Differential Scanning Calorimetry (DSC) is a thermal analysis technique commonly used for the characterization of nanomedicines and lipid nanoparticle drug products. It provides information about the thermal behavior, stability, phase transitions, and drug release properties of these formulations. Here's an overview of how DSC can be applied to nanomedicines and lipid nanoparticle drug products:
1. Principle: DSC measures the heat flow associated with thermal transitions in a sample as a function of temperature. It compares the heat flow to a reference material as the temperature is varied. Changes in heat flow correspond to endothermic or exothermic events, such as phase transitions, melting, crystallization, or drug release, which can be indicative of formulation properties.
2. Sample Preparation: The nanomedicine or lipid nanoparticle drug product sample is typically prepared as a solid powder or a lyophilized form. Care should be taken to ensure an appropriate sample mass is used to obtain accurate results. The sample is placed in a hermetically sealed aluminum pan, which is then loaded into the DSC instrument.
3. Instrumentation: DSC instruments consist of a sample cell, a reference cell, a temperature control system, and a sensitive detector. The sample and reference cells are subjected to the same temperature ramp, and the heat flow difference between them is measured.
4. Measurement Procedure: The sample is heated or cooled at a constant rate while the heat flow is recorded. The temperature range and heating/cooling rate depend on the specific analysis requirements and the characteristics of the nanomedicine or lipid nanoparticle. Commonly used heating rates range from 1 to 10°C per minute.
5. Data Interpretation: DSC analysis provides several important parameters:
a. Melting Temperature (Tm): The peak temperature in an endothermic peak represents the melting temperature of lipid components or drug substances. Tm can be used to assess the crystallinity and purity of the lipids or drug substances in the formulation.
b. Heat of Fusion: The area under the melting peak represents the heat absorbed or released during the phase transition, providing information about the enthalpy of fusion. It can be used to determine the amount of lipid or drug substance in the formulation.

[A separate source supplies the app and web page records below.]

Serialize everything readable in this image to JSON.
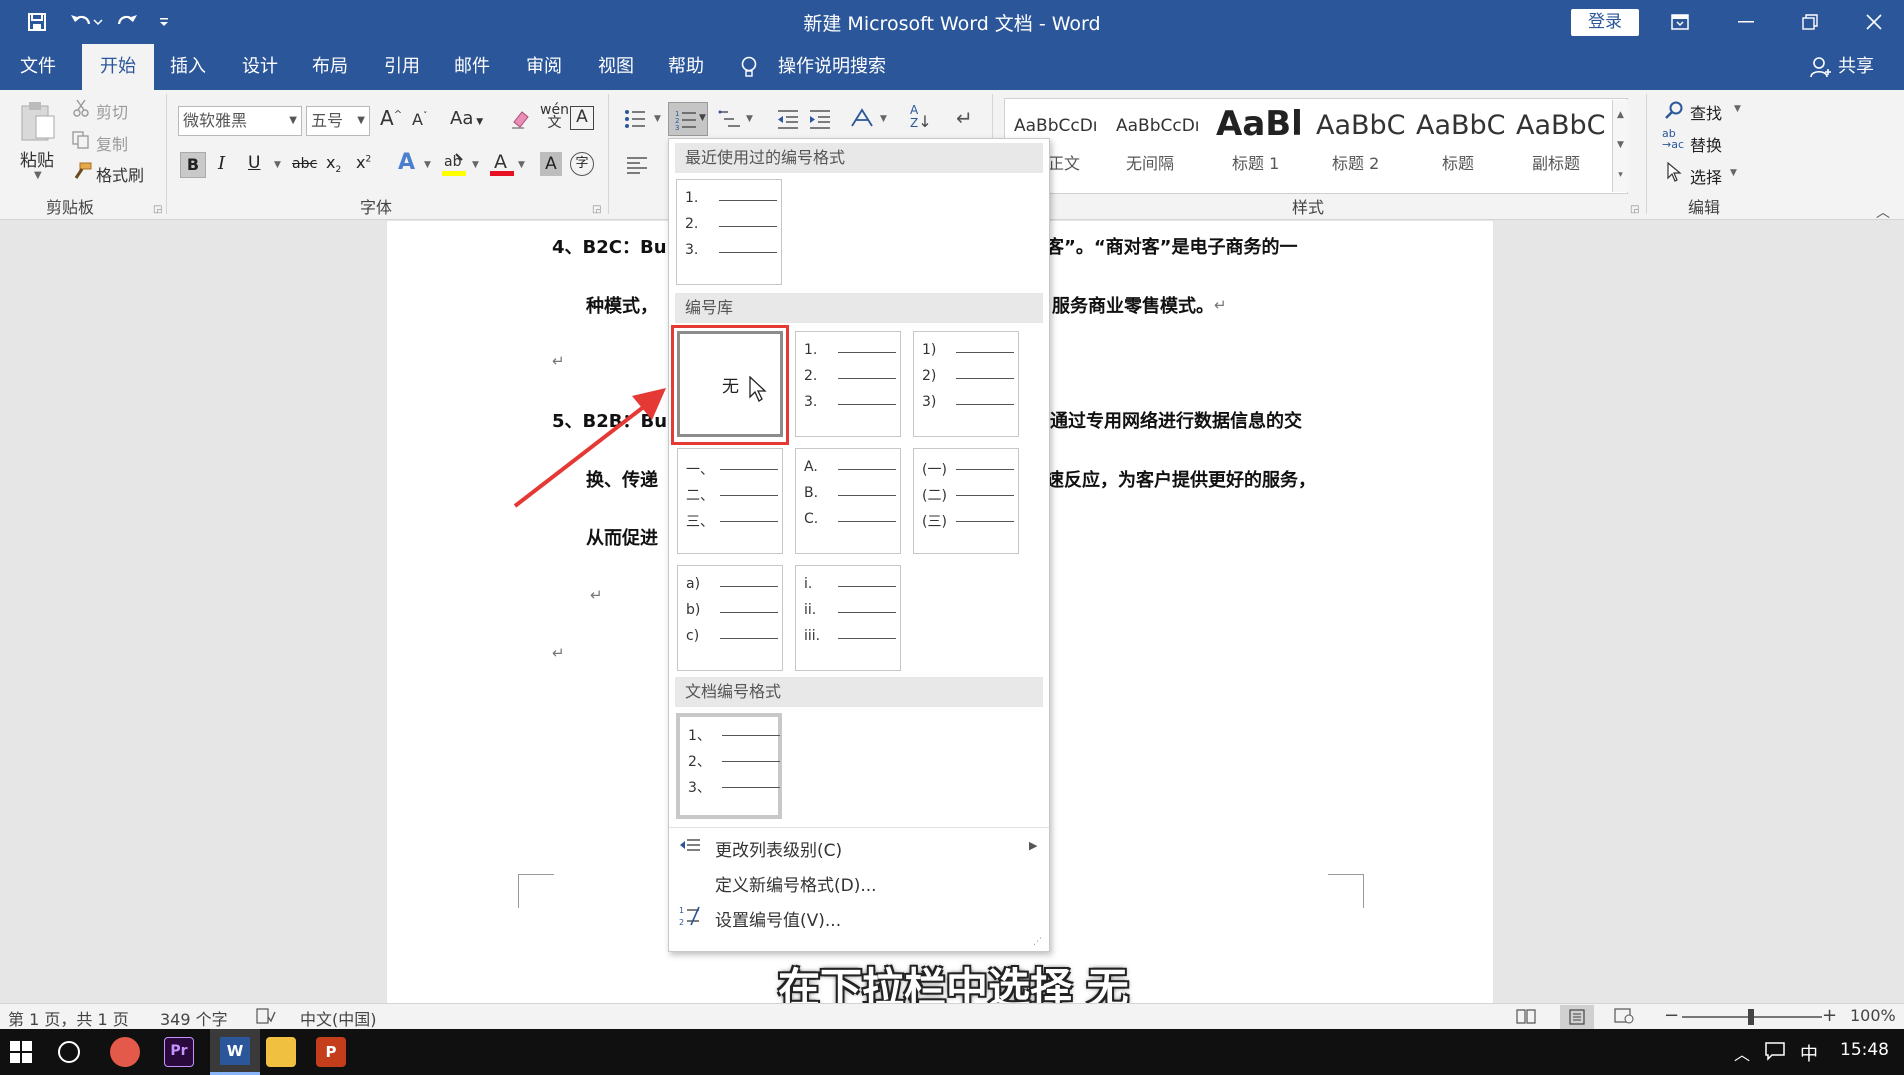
{
  "window": {
    "title": "新建 Microsoft Word 文档  -  Word",
    "login_label": "登录",
    "share_label": "共享"
  },
  "tabs": [
    "文件",
    "开始",
    "插入",
    "设计",
    "布局",
    "引用",
    "邮件",
    "审阅",
    "视图",
    "帮助"
  ],
  "tell_me": "操作说明搜索",
  "ribbon": {
    "clipboard": {
      "paste": "粘贴",
      "cut": "剪切",
      "copy": "复制",
      "format_painter": "格式刷",
      "group": "剪贴板"
    },
    "font": {
      "font_name": "微软雅黑",
      "font_size": "五号",
      "group": "字体",
      "aa": "Aa"
    },
    "styles": {
      "group": "样式",
      "items": [
        {
          "preview": "AaBbCcDı",
          "label": "正文"
        },
        {
          "preview": "AaBbCcDı",
          "label": "无间隔"
        },
        {
          "preview": "AaBl",
          "label": "标题 1"
        },
        {
          "preview": "AaBbC",
          "label": "标题 2"
        },
        {
          "preview": "AaBbC",
          "label": "标题"
        },
        {
          "preview": "AaBbC",
          "label": "副标题"
        }
      ]
    },
    "editing": {
      "find": "查找",
      "replace": "替换",
      "select": "选择",
      "group": "编辑"
    }
  },
  "document": {
    "line1_start": "4、B2C：Bu",
    "line1_end": "客”。“商对客”是电子商务的一",
    "line2_start": "种模式，",
    "line2_end": "服务商业零售模式。",
    "line3_start": "5、B2B：Bu",
    "line3_end": "通过专用网络进行数据信息的交",
    "line4_start": "换、传递",
    "line4_end": "速反应，为客户提供更好的服务，",
    "line5_start": "从而促进",
    "para_mark": "↵"
  },
  "dropdown": {
    "recent_header": "最近使用过的编号格式",
    "library_header": "编号库",
    "doc_header": "文档编号格式",
    "none_label": "无",
    "recent": [
      [
        "1.",
        "2.",
        "3."
      ]
    ],
    "library": [
      [
        "1.",
        "2.",
        "3."
      ],
      [
        "1)",
        "2)",
        "3)"
      ],
      [
        "一、",
        "二、",
        "三、"
      ],
      [
        "A.",
        "B.",
        "C."
      ],
      [
        "(一)",
        "(二)",
        "(三)"
      ],
      [
        "a)",
        "b)",
        "c)"
      ],
      [
        "i.",
        "ii.",
        "iii."
      ]
    ],
    "doc_formats": [
      [
        "1、",
        "2、",
        "3、"
      ]
    ],
    "menu": [
      "更改列表级别(C)",
      "定义新编号格式(D)...",
      "设置编号值(V)..."
    ]
  },
  "statusbar": {
    "page": "第 1 页，共 1 页",
    "words": "349 个字",
    "language": "中文(中国)",
    "zoom": "100%"
  },
  "taskbar": {
    "ime": "中",
    "time": "15:48"
  },
  "caption": "在下拉栏中选择 无",
  "colors": {
    "word_blue": "#2b579a",
    "highlight_red": "#e53935",
    "font_red": "#e81123"
  }
}
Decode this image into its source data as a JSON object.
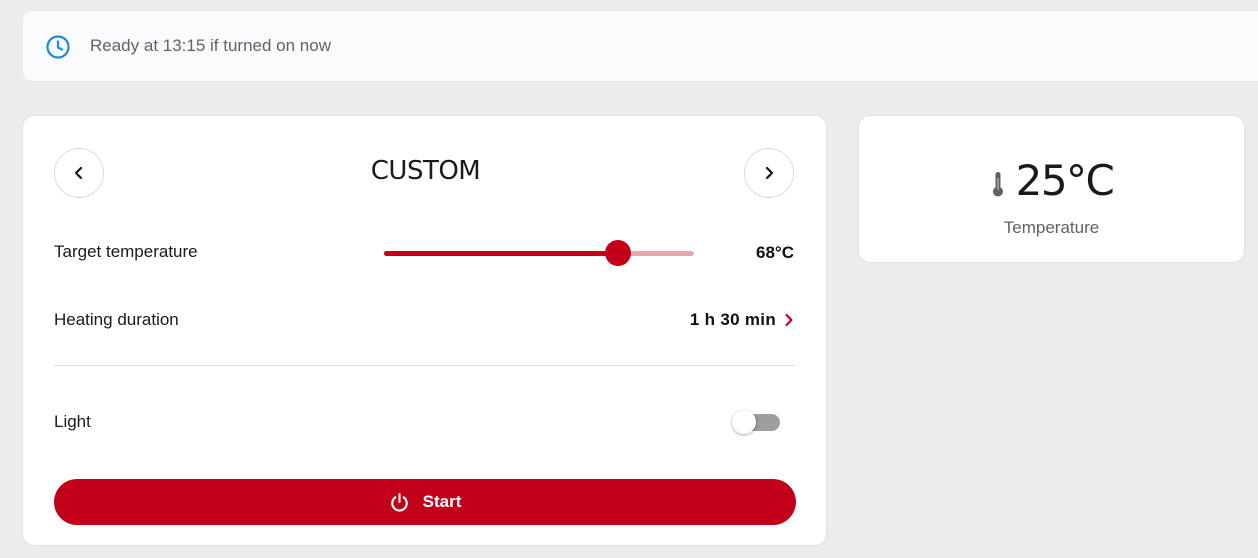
{
  "banner": {
    "icon": "clock-icon",
    "text": "Ready at 13:15 if turned on now",
    "accent_color": "#1f8ad2"
  },
  "program": {
    "title": "CUSTOM",
    "prev_icon": "chevron-left-icon",
    "next_icon": "chevron-right-icon",
    "target_temperature": {
      "label": "Target temperature",
      "value_text": "68°C",
      "slider_fraction": 0.755
    },
    "heating_duration": {
      "label": "Heating duration",
      "value_text": "1 h 30 min",
      "icon": "chevron-right-icon"
    },
    "light": {
      "label": "Light",
      "enabled": false
    },
    "start_button": {
      "label": "Start",
      "icon": "power-icon"
    }
  },
  "status": {
    "icon": "thermometer-icon",
    "current_temperature": "25°C",
    "caption": "Temperature"
  },
  "colors": {
    "brand_red": "#c3001a",
    "slider_inactive": "#eaa6ad",
    "toggle_off": "#9e9e9e",
    "background": "#ececec"
  }
}
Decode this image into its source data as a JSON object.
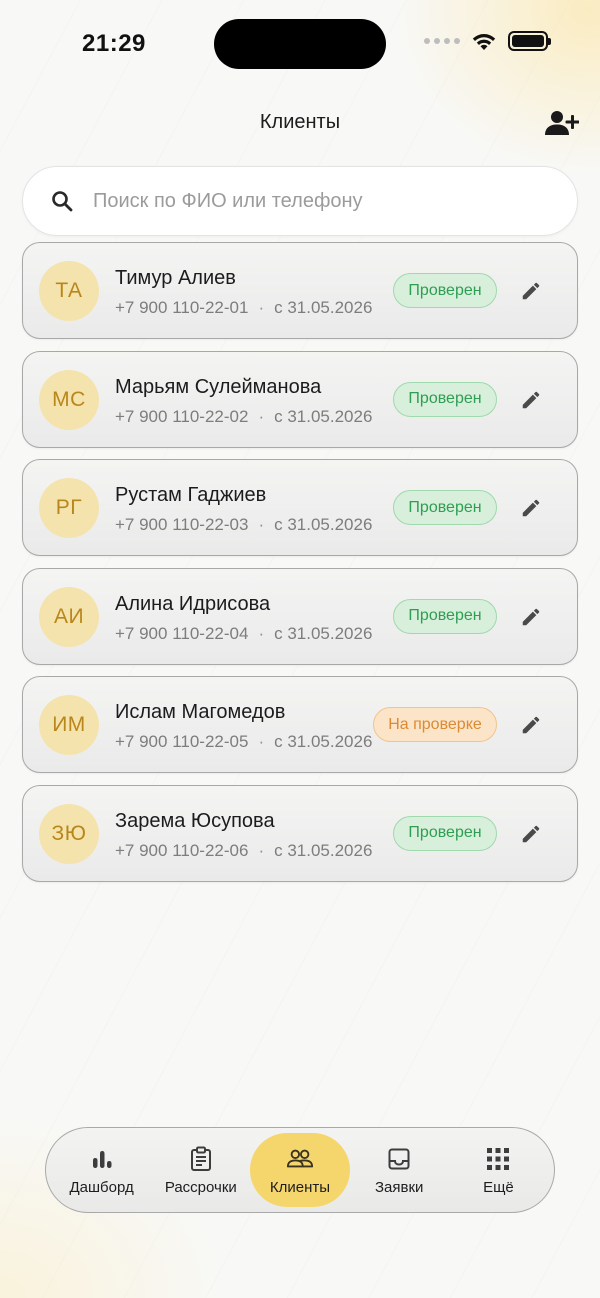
{
  "status_bar": {
    "time": "21:29"
  },
  "header": {
    "title": "Клиенты",
    "add_client_icon": "person-add-icon"
  },
  "search": {
    "placeholder": "Поиск по ФИО или телефону",
    "value": "",
    "icon": "search-icon"
  },
  "clients": [
    {
      "initials": "ТА",
      "name": "Тимур Алиев",
      "phone": "+7 900 110-22-01",
      "since": "с 31.05.2026",
      "status": "Проверен",
      "status_kind": "ok"
    },
    {
      "initials": "МС",
      "name": "Марьям Сулейманова",
      "phone": "+7 900 110-22-02",
      "since": "с 31.05.2026",
      "status": "Проверен",
      "status_kind": "ok"
    },
    {
      "initials": "РГ",
      "name": "Рустам Гаджиев",
      "phone": "+7 900 110-22-03",
      "since": "с 31.05.2026",
      "status": "Проверен",
      "status_kind": "ok"
    },
    {
      "initials": "АИ",
      "name": "Алина Идрисова",
      "phone": "+7 900 110-22-04",
      "since": "с 31.05.2026",
      "status": "Проверен",
      "status_kind": "ok"
    },
    {
      "initials": "ИМ",
      "name": "Ислам Магомедов",
      "phone": "+7 900 110-22-05",
      "since": "с 31.05.2026",
      "status": "На проверке",
      "status_kind": "pending"
    },
    {
      "initials": "ЗЮ",
      "name": "Зарема Юсупова",
      "phone": "+7 900 110-22-06",
      "since": "с 31.05.2026",
      "status": "Проверен",
      "status_kind": "ok"
    }
  ],
  "meta_separator": "·",
  "tabbar": {
    "active": "clients",
    "items": [
      {
        "id": "dashboard",
        "label": "Дашборд",
        "icon": "bar-chart-icon"
      },
      {
        "id": "installments",
        "label": "Рассрочки",
        "icon": "clipboard-icon"
      },
      {
        "id": "clients",
        "label": "Клиенты",
        "icon": "people-icon"
      },
      {
        "id": "requests",
        "label": "Заявки",
        "icon": "inbox-icon"
      },
      {
        "id": "more",
        "label": "Ещё",
        "icon": "grid-icon"
      }
    ]
  },
  "colors": {
    "accent": "#f5d66c",
    "avatar_bg": "#f5e3ad",
    "avatar_text": "#b8871c",
    "status_ok_text": "#2f9e52",
    "status_ok_bg": "#d7efdb",
    "status_pending_text": "#dc8a33",
    "status_pending_bg": "#fbe4c7"
  }
}
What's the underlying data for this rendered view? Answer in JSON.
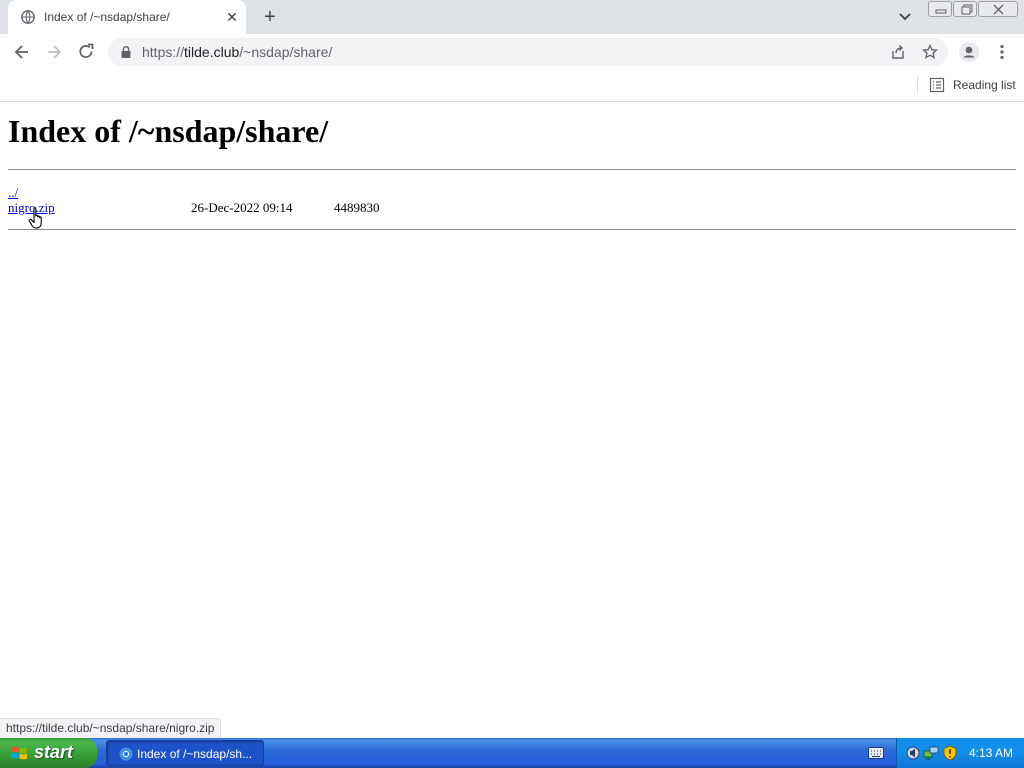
{
  "browser": {
    "tab": {
      "title": "Index of /~nsdap/share/",
      "favicon": "globe-icon",
      "close_icon": "close-icon"
    },
    "new_tab_icon": "plus-icon",
    "omnibox": {
      "scheme": "https://",
      "host": "tilde.club",
      "path": "/~nsdap/share/"
    },
    "bookmarks_bar": {
      "reading_list_label": "Reading list"
    },
    "status_url": "https://tilde.club/~nsdap/share/nigro.zip"
  },
  "page": {
    "heading": "Index of /~nsdap/share/",
    "entries": [
      {
        "name": "../",
        "date": "",
        "size": ""
      },
      {
        "name": "nigro.zip",
        "date": "26-Dec-2022 09:14",
        "size": "4489830"
      }
    ],
    "link_color": "#0000ee"
  },
  "taskbar": {
    "start_label": "start",
    "window_button_label": "Index of /~nsdap/sh...",
    "clock": "4:13 AM"
  },
  "colors": {
    "tabstrip": "#dee1e6",
    "taskbar_blue": "#245edb",
    "start_green": "#3c9a3c",
    "tray_blue": "#0f8ded"
  }
}
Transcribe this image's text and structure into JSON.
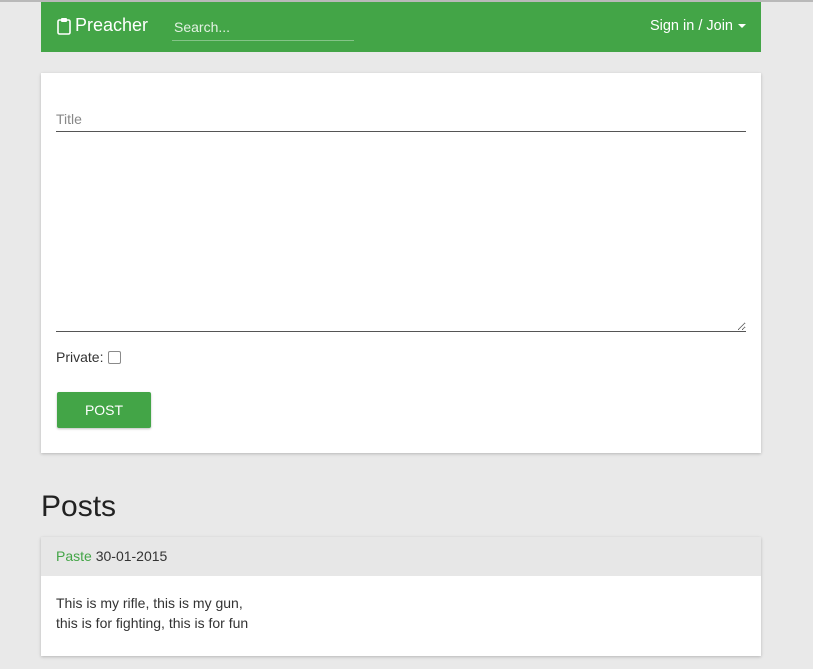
{
  "navbar": {
    "brand": "Preacher",
    "search_placeholder": "Search...",
    "signin_label": "Sign in / Join"
  },
  "form": {
    "title_placeholder": "Title",
    "body_value": "",
    "private_label": "Private:",
    "private_checked": false,
    "post_button": "POST"
  },
  "posts": {
    "heading": "Posts",
    "items": [
      {
        "link": "Paste",
        "date": "30-01-2015",
        "lines": [
          "This is my rifle, this is my gun,",
          "this is for fighting, this is for fun"
        ]
      }
    ]
  },
  "colors": {
    "accent": "#43a547",
    "background": "#e9e9e9"
  },
  "icons": {
    "brand_icon": "clipboard-icon",
    "dropdown_icon": "caret-down-icon"
  }
}
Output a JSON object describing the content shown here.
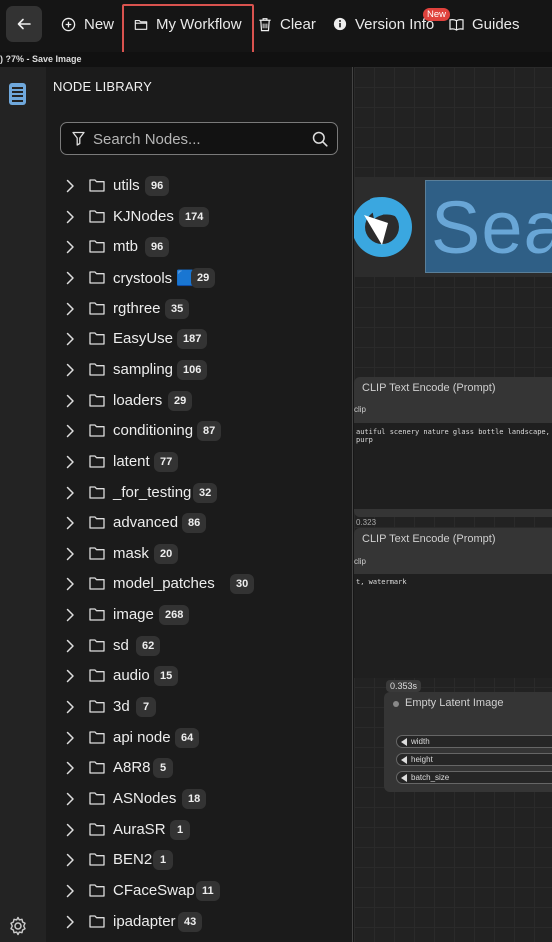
{
  "topbar": {
    "new_label": "New",
    "workflow_label": "My Workflow",
    "clear_label": "Clear",
    "version_label": "Version Info",
    "version_badge": "New",
    "guides_label": "Guides"
  },
  "status_text": ") ?7% - Save Image",
  "panel": {
    "title": "NODE LIBRARY",
    "search_placeholder": "Search Nodes..."
  },
  "tree": [
    {
      "label": "utils",
      "count": "96"
    },
    {
      "label": "KJNodes",
      "count": "174"
    },
    {
      "label": "mtb",
      "count": "96"
    },
    {
      "label": "crystools 🟦",
      "count": "29"
    },
    {
      "label": "rgthree",
      "count": "35"
    },
    {
      "label": "EasyUse",
      "count": "187"
    },
    {
      "label": "sampling",
      "count": "106"
    },
    {
      "label": "loaders",
      "count": "29"
    },
    {
      "label": "conditioning",
      "count": "87"
    },
    {
      "label": "latent",
      "count": "77"
    },
    {
      "label": "_for_testing",
      "count": "32"
    },
    {
      "label": "advanced",
      "count": "86"
    },
    {
      "label": "mask",
      "count": "20"
    },
    {
      "label": "model_patches",
      "count": "30"
    },
    {
      "label": "image",
      "count": "268"
    },
    {
      "label": "sd",
      "count": "62"
    },
    {
      "label": "audio",
      "count": "15"
    },
    {
      "label": "3d",
      "count": "7"
    },
    {
      "label": "api node",
      "count": "64"
    },
    {
      "label": "A8R8",
      "count": "5"
    },
    {
      "label": "ASNodes",
      "count": "18"
    },
    {
      "label": "AuraSR",
      "count": "1"
    },
    {
      "label": "BEN2",
      "count": "1"
    },
    {
      "label": "CFaceSwap",
      "count": "11"
    },
    {
      "label": "ipadapter",
      "count": "43"
    }
  ],
  "canvas": {
    "logo_text": "Sea",
    "node1": {
      "title": "CLIP Text Encode (Prompt)",
      "input": "clip",
      "text": "autiful scenery nature glass bottle landscape, , purp"
    },
    "time1": "0.323",
    "node2": {
      "title": "CLIP Text Encode (Prompt)",
      "input": "clip",
      "text": "t, watermark"
    },
    "time2": "0.353s",
    "node3": {
      "title": "Empty Latent Image",
      "widgets": [
        "width",
        "height",
        "batch_size"
      ]
    }
  },
  "colors": {
    "accent": "#6fa8dc",
    "highlight": "#d9534f",
    "badge_red": "#e0423d"
  }
}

c. Glass Transition Temperature (Tg): For amorphous materials, such as certain excipients or polymers, a glass transition peak may be observed. Tg represents the temperature at which the material undergoes a transition from a rigid, glassy state to a more flexible, rubbery state.
d. Drug Release Analysis: DSC can be used to study the drug release behavior of lipid nanoparticles. By incorporating a drug into the formulation, the heat flow associated with drug release can be observed as an exothermic peak. This information is valuable for understanding the drug release mechanism and kinetics.
6. Stability Assessment: DSC can also be employed to study the stability of nanomedicines and lipid nanoparticle drug products over time. By subjecting the samples to multiple heating-cooling cycles or extended storage at various conditions, any changes in thermal behavior or phase transitions can be monitored, providing insights into the stability and potential degradation mechanisms.
DSC analysis provides valuable information on the thermal properties and behavior of nanomedicines and lipid nanoparticle drug products. It helps in understanding formulation characteristics, optimizing manufacturing processes, assessing drug stability, and designing drug release profiles. However, it is important to note that interpretation of DSC data requires expertise and knowledge of the specific formulation and materials involved.